Parama Chaudhury: ‘In my lectures, different tasks are set every 15 minutes’
Director of the Centre for Teaching and Learning Economics at UCL explains how lectures can deliver for everyone in the room
The evolution of the university lecture
In a world with many big issues to address – global warming, poverty and economic instability to name but a few – universities play a fundamental role in stoking the creative fires of tomorrow’s problem solvers.
Universities so often pave the way for meetings of the mind. Creative partners such as Google founders Larry Pageand Sergey Brin, and also Chris Martin and Jonny Buckland, who launched the band Coldplay, first connected as students.
During lectures, students get the chance to discuss opposing views, challenge opinions and find like-minded peers with whom they can collaborate openly and passionately. But how can academics ensure students get maximum benefit from the experience when there are 300 or more people in the room?
A fresh approach
Any large lecture group will include a range of students with differing backgrounds, interests and motivations – those keen to contribute to discussions, take notes and ask questions, a few confused about the topic, but reluctant to seek clarification and a handful of disengaged students at the back who are at risk of dropping out.
In subjects like mine, economics, opinions and the ability to evaluate them are central to learning. But in large teaching groups, encouraging debate and giving students the chance to work together on problem-solving tasks is not always easy.
The typical stadium style seating arrangement makes it difficult for students to be heard and moving amongst your students to assess their understanding of the topic is virtually impossible.
So, I’ve changed the way I lecture to create a much more collaborative and exciting learning environment, with interesting results.
Firing students up
Students could be asked to complete a quiz on their knowledge of the recession or participate in a poll designed to prompt debate around the potential economic and social impact of Brexit

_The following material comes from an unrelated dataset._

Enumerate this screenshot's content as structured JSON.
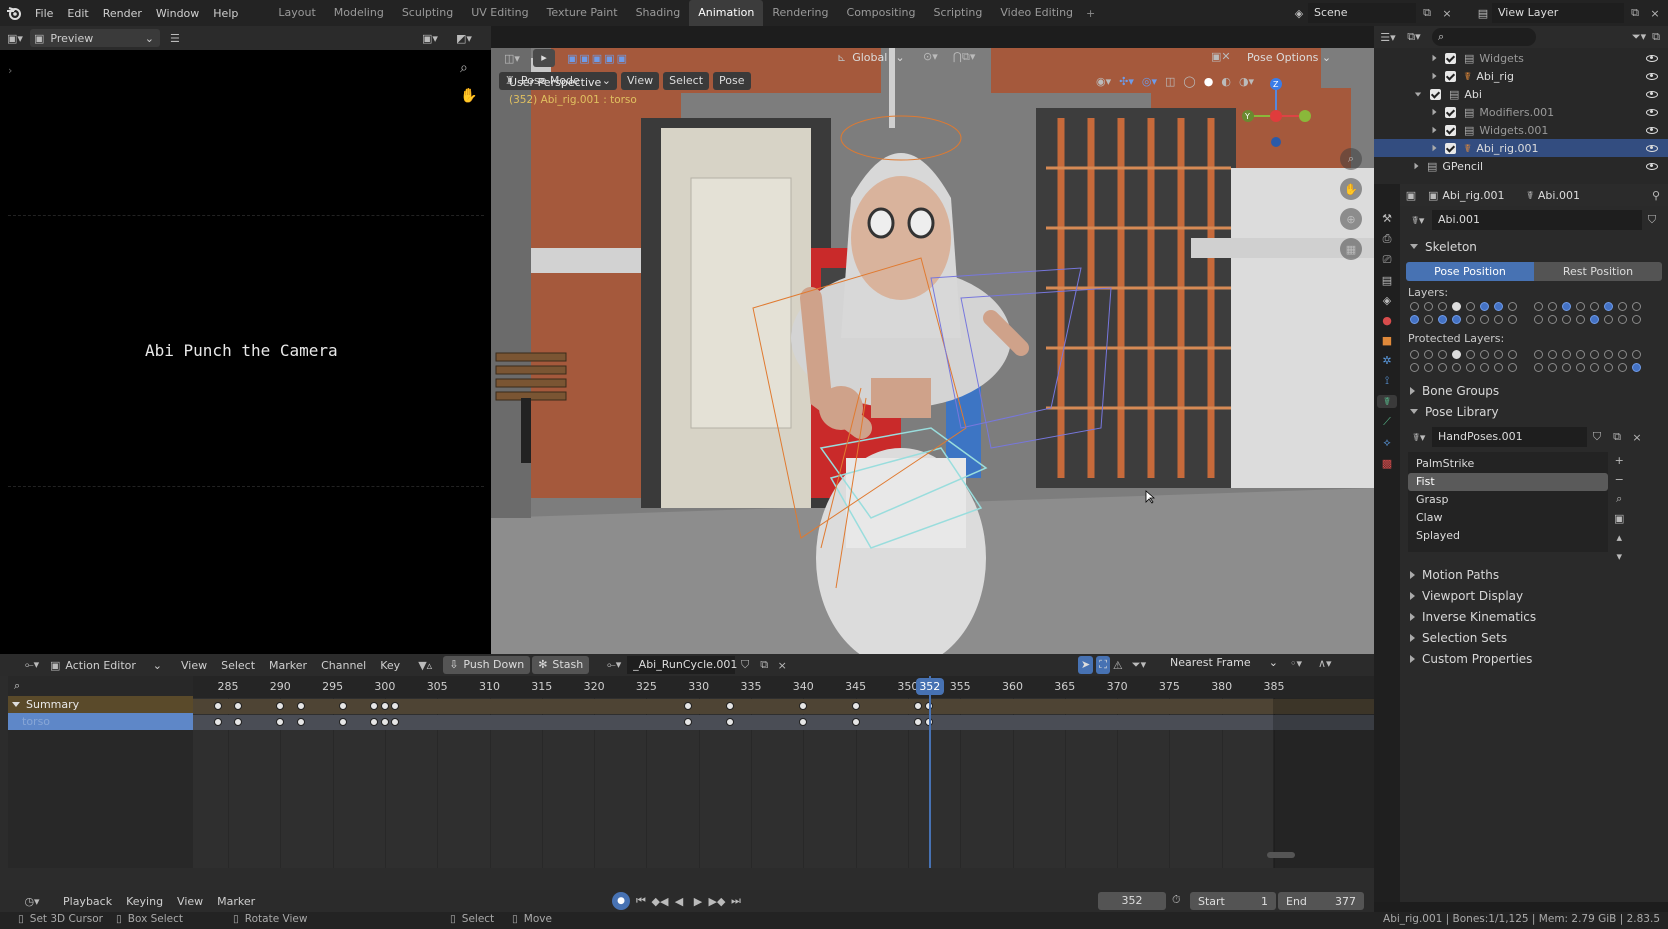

If there’s one thing I don’t want students to expect when they join my course it’s one-way conversation – me up front and them listening.
At the start of term, I might spark discussion by asking what my students think the most pressing issue is that we as economists in a particular field should be thinking about on that day. Their responses allow me to get to know them, but the task also gets them thinking like economists from day one.
In my lectures, different tasks are set every 15 minutes too, which keeps levels of engagement up and encourages collaboration. Students could be asked to complete a quiz on their knowledge of the recession or participate in a poll designed to prompt debate around the potential economic and social impact of Brexit.
As they discuss topics in a group, I can gauge students’ understanding, but importantly, the scores they are awarded in some modules go towards their final grade so there’s a real incentive to contribute fully in class.
Bringing lectures to life
Being able to ask something anonymously from a laptop at any time breaks down the fear some students have
The ability to work collaboratively is becoming an essential skill for students wanting to compete on a global scale for the best career opportunities and the lecture theatre offers a place to develop these skills.
Technology is helping in this process too.
Crucially, I’ve found that being able to ask something anonymously from a laptop at any time breaks down the fear some students have of asking ‘stupid’ questions. All students benefit from my responses, but I can also see who has asked questions and provide individual help if it’s needed.
Naturally, it always pays to be one step ahead when integrating technology into a lecture. That’s why, on the rare occasion a student arrives without a laptop, we have processes in place to provide one.
A Wifi crash could really disrupt proceedings too, so a reliable network is important. Having said that, a confident lecturer will usually be able to implement an effective Plan B to save the day. A show of hands when asking group questions can work just as well in the short term. Students are largely forgiving of minor glitches, as they appreciate the benefits of using the technology.
Bringing people together
Research has shown that lecture attendance has a statistically significant effect on student learning. That’s why myself and colleagues like digital anthropologist and e-learning guru, Jason Norton, and his team at UCL work hard to create a dynamic and more representative environment to engage students and encourage them in to classes.
Could discussions sparked every 15 minutes, students solving problems together and a voice for the quieter individuals be the future of the university lecture?
Dr Parama Chaudhury is a principal teaching fellow and director of the Centre for Teaching and Learning Economics (CTaLE) at UCL.